Eye of the driver

Driving at night is a skill that needs to be learnt. As a learner, you’re not required to have lessons in driving at night, but for safety’s sake take some when it’s dark. One of the biggest night-time hazards is dazzle from on-coming headlights. Although the Highway Code says, you ‘must not use any lights in a way which would dazzle or cause discomfort to other road users, including pedestrians, cyclists and horse riders,’ you will notice that some drivers ignore this rule and keep their lights on full beam when they should be dipped. For new drivers, this can be disorientating especially on busy unlit roads. To avoid being dazzled, never look directly at oncoming lights, instead focus your gaze slightly to the left-hand side or painted edge line of the road to stay on course. Try to anticipate when oncoming headlights may reduce your vision and be ready to slow down. You can also be dazzled from behind from light reflected in your interior mirror. To avoid this most cars now have an anti-dazzle setting on the mirror which you can switch to. Remember, your break lights can also dazzle the car behind you so apply your handbrake and don’t keep your foot on the brake pedal if you’re waiting at a junction or queuing in traffic, unless you’re in fog.

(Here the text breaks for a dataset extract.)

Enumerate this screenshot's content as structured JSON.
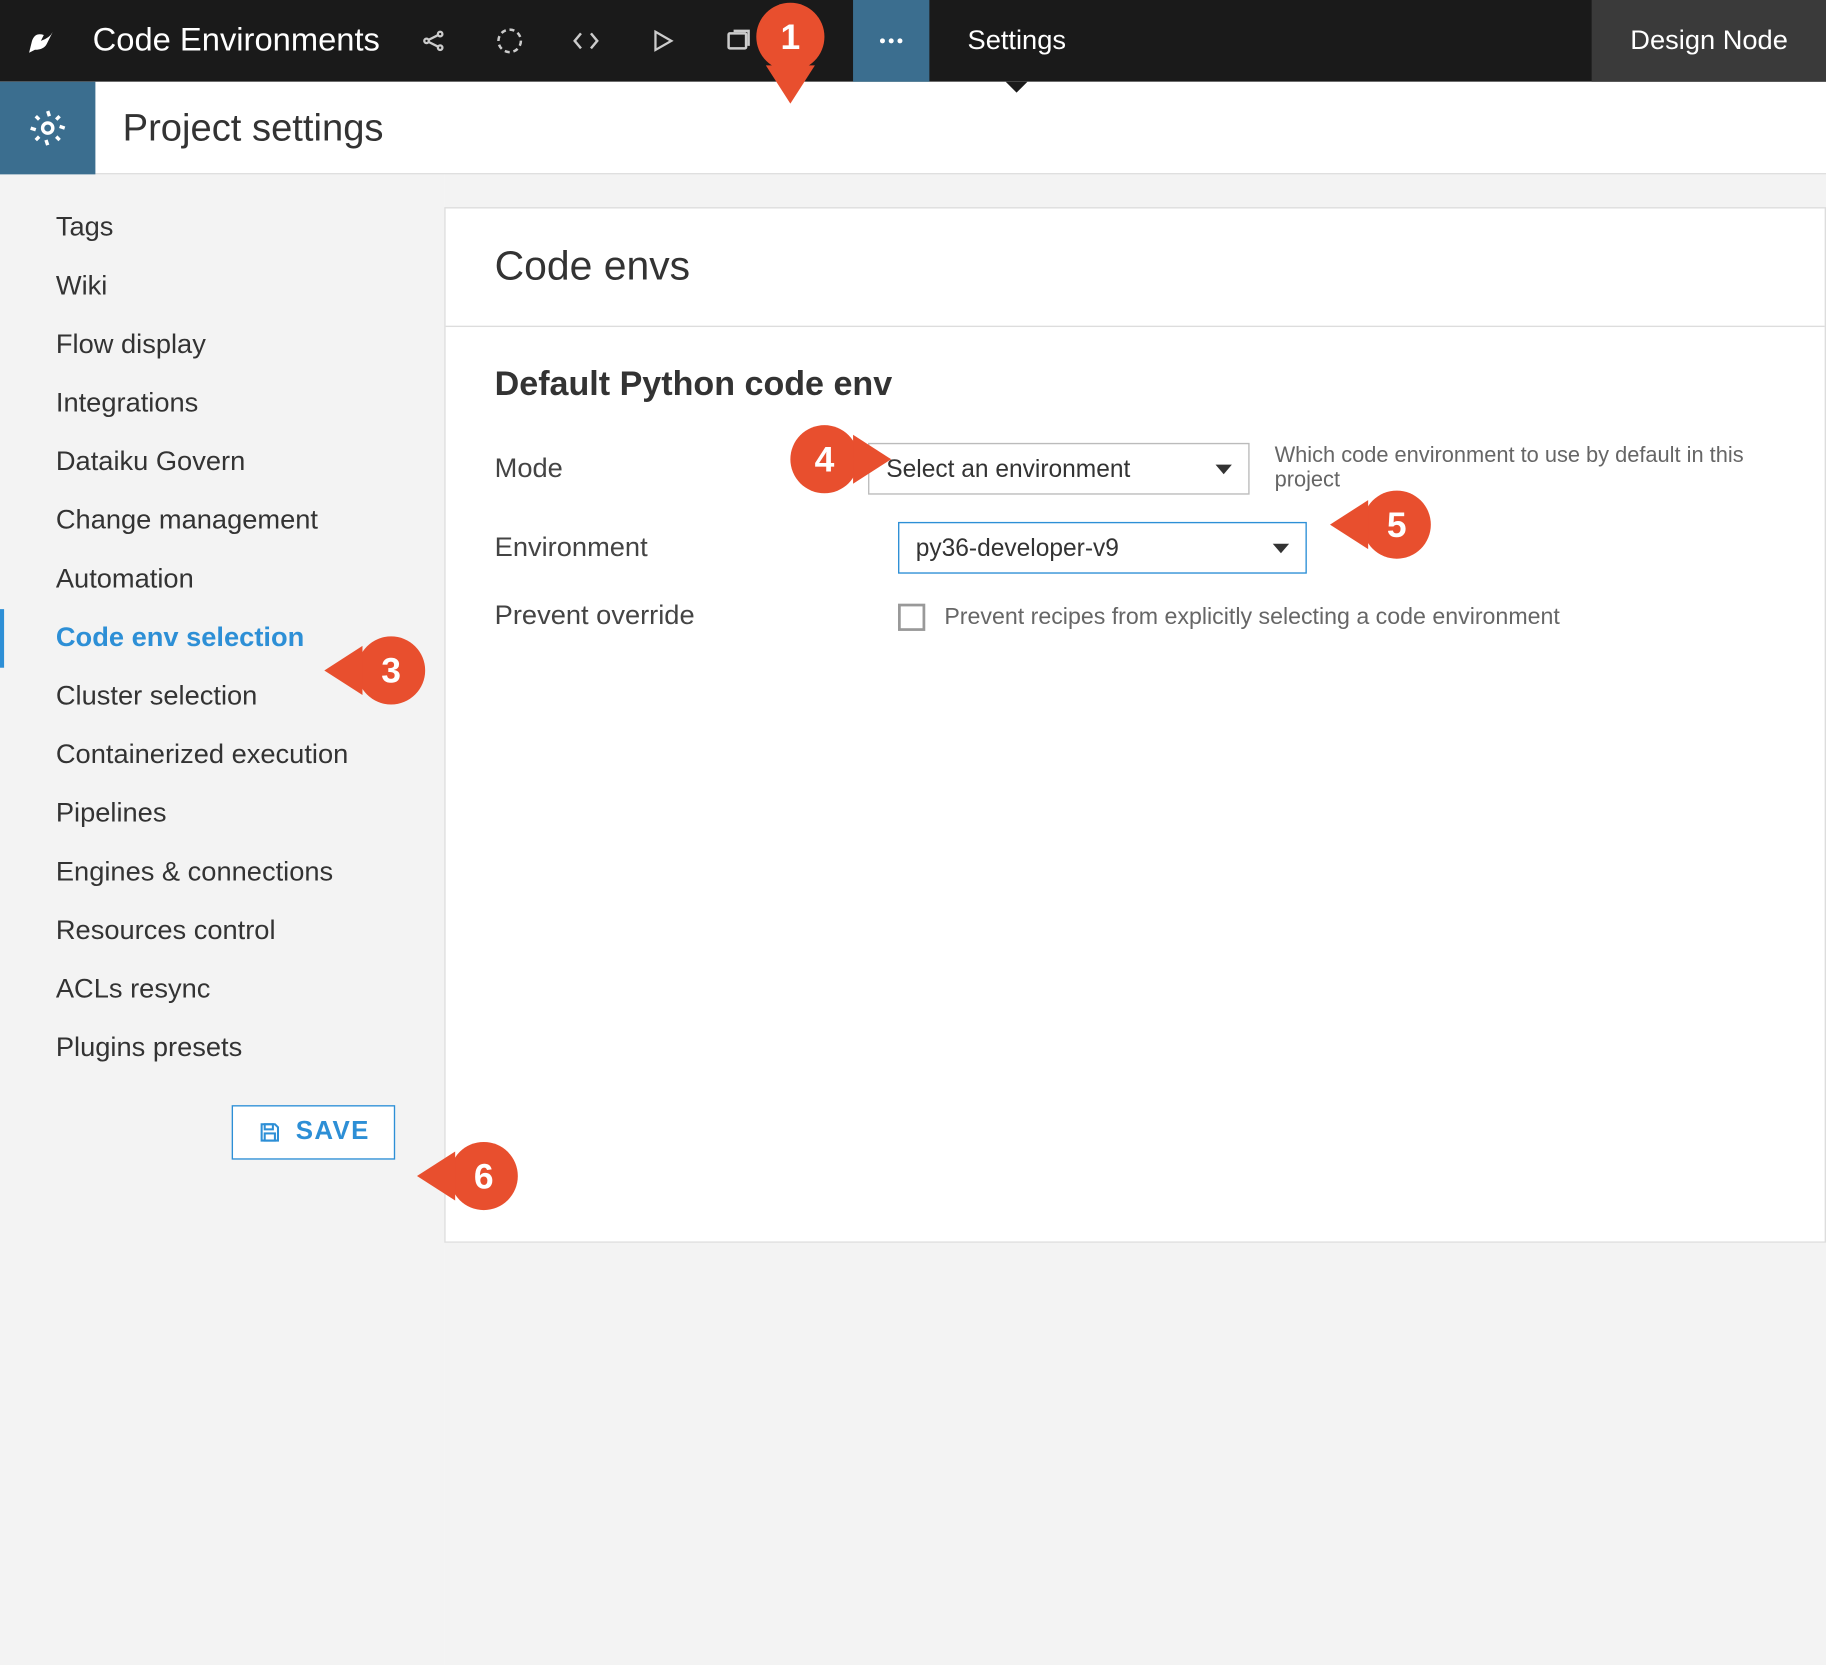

Winter road skills

Driving in snow demands anticipation and delicacy. Always give yourself at least double the distance to the car in front. The Highway Code suggests at least 20 seconds which is 10 times the normal distance. Read the road ahead: look at the surface and behaviour of other cars for clues where it may be slippery. Try to use lower gears downhill so you can stay off the brake and avoid any sudden inputs of steering, brakes or throttle as these are more likely to break grip, so gradual application is key. Likewise, icy conditions can mean little or zero grip if you’re using standard all-season tyres, so treat the road as guilty until proven innocent. Assume there is ice, even if you can’t see it. Again, read the road ahead and look for clues, such as the behaviour of other cars and shady sections of road. Major roads usually receive more grit than minor ones, so plan your route accordingly. The later in the day you travel, the less ice there’s likely to be. If you do encounter a patch and lose grip, don’t panic and hit the brakes. Do as little as possible, allow your car to pass over the ice, keep your steering wheel straight and ease off the accelerator slightly until your grip is regained.

Over the line

Many drivers mistakenly think that it’s legal to break the speed limit to safely overtake another motorist. But this common misconception is against the law and you could face a fine and penalty points. Under Rule 163 of the Highway Code, drivers should only overtake when it’s safe and legal to do so. Although it advises you to move quickly past the vehicle in front when overtaking, the Highway Code also states the speed limit is the ‘absolute maximum and does not mean that it is safe to drive at that speed irrespective of conditions’. In short, the speed limit is the speed limit, full stop. Overtaking is no excuse for speeding, and remember, never overtake if you have to cross double white lines or with a solid line nearest to you,